• DIRECTIONS
Output the entries below without any alteration.

[Interface dataset entries]
┏━━

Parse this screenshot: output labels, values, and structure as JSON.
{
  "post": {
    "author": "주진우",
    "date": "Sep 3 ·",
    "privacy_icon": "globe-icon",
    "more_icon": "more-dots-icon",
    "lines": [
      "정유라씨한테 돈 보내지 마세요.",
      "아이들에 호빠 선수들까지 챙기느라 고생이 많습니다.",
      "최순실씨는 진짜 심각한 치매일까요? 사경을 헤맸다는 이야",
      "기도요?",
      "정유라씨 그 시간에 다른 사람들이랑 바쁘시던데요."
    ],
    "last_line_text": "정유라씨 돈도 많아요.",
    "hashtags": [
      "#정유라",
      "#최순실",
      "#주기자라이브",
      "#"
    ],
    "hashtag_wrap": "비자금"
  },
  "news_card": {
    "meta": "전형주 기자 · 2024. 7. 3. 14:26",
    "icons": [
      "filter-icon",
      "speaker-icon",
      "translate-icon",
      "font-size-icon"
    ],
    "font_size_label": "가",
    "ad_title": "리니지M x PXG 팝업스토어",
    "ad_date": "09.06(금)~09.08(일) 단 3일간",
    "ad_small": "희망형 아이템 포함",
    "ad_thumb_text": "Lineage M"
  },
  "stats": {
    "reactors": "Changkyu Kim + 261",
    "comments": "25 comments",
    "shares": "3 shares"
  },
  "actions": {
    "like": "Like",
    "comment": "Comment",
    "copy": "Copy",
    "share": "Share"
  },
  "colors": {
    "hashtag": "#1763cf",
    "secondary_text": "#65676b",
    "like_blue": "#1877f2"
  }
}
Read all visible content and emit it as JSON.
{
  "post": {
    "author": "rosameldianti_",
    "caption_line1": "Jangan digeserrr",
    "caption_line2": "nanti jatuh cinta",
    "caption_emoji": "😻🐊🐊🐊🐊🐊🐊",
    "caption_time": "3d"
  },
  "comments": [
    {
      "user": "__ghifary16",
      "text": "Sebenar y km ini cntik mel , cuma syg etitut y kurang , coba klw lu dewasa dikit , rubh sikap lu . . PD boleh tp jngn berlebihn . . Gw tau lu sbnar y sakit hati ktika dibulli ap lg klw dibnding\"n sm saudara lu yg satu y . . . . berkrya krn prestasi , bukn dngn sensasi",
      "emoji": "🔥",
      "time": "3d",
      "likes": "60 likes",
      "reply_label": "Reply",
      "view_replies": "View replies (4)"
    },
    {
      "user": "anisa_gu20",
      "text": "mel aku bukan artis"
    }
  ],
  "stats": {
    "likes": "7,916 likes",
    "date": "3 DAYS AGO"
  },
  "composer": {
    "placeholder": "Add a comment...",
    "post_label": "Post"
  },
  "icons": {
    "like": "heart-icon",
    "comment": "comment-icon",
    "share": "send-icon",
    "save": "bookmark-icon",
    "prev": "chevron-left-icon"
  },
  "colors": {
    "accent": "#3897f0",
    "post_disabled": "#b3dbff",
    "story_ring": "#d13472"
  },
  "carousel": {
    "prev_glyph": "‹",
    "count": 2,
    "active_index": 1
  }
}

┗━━

• FINISHED EXERCISE
Parse this screenshot: output labels, values, and structure as JSON.
{
  "post": {
    "author": "주진우",
    "date": "Sep 3 ·",
    "privacy_icon": "globe-icon",
    "more_icon": "more-dots-icon",
    "lines": [
      "정유라씨한테 돈 보내지 마세요.",
      "아이들에 호빠 선수들까지 챙기느라 고생이 많습니다.",
      "최순실씨는 진짜 심각한 치매일까요? 사경을 헤맸다는 이야",
      "기도요?",
      "정유라씨 그 시간에 다른 사람들이랑 바쁘시던데요."
    ],
    "last_line_text": "정유라씨 돈도 많아요.",
    "hashtags": [
      "#정유라",
      "#최순실",
      "#주기자라이브",
      "#"
    ],
    "hashtag_wrap": "비자금"
  },
  "news_card": {
    "meta": "전형주 기자 · 2024. 7. 3. 14:26",
    "icons": [
      "filter-icon",
      "speaker-icon",
      "translate-icon",
      "font-size-icon"
    ],
    "font_size_label": "가",
    "ad_title": "리니지M x PXG 팝업스토어",
    "ad_date": "09.06(금)~09.08(일) 단 3일간",
    "ad_small": "희망형 아이템 포함",
    "ad_thumb_text": "Lineage M"
  },
  "stats": {
    "reactors": "Changkyu Kim + 261",
    "comments": "25 comments",
    "shares": "3 shares"
  },
  "actions": {
    "like": "Like",
    "comment": "Comment",
    "copy": "Copy",
    "share": "Share"
  },
  "colors": {
    "hashtag": "#1763cf",
    "secondary_text": "#65676b",
    "like_blue": "#1877f2"
  }
}
Read all visible content and emit it as JSON.
{
  "post": {
    "author": "rosameldianti_",
    "caption_line1": "Jangan digeserrr",
    "caption_line2": "nanti jatuh cinta",
    "caption_emoji": "😻🐊🐊🐊🐊🐊🐊",
    "caption_time": "3d"
  },
  "comments": [
    {
      "user": "__ghifary16",
      "text": "Sebenar y km ini cntik mel , cuma syg etitut y kurang , coba klw lu dewasa dikit , rubh sikap lu . . PD boleh tp jngn berlebihn . . Gw tau lu sbnar y sakit hati ktika dibulli ap lg klw dibnding\"n sm saudara lu yg satu y . . . . berkrya krn prestasi , bukn dngn sensasi",
      "emoji": "🔥",
      "time": "3d",
      "likes": "60 likes",
      "reply_label": "Reply",
      "view_replies": "View replies (4)"
    },
    {
      "user": "anisa_gu20",
      "text": "mel aku bukan artis"
    }
  ],
  "stats": {
    "likes": "7,916 likes",
    "date": "3 DAYS AGO"
  },
  "composer": {
    "placeholder": "Add a comment...",
    "post_label": "Post"
  },
  "icons": {
    "like": "heart-icon",
    "comment": "comment-icon",
    "share": "send-icon",
    "save": "bookmark-icon",
    "prev": "chevron-left-icon"
  },
  "colors": {
    "accent": "#3897f0",
    "post_disabled": "#b3dbff",
    "story_ring": "#d13472"
  },
  "carousel": {
    "prev_glyph": "‹",
    "count": 2,
    "active_index": 1
  }
}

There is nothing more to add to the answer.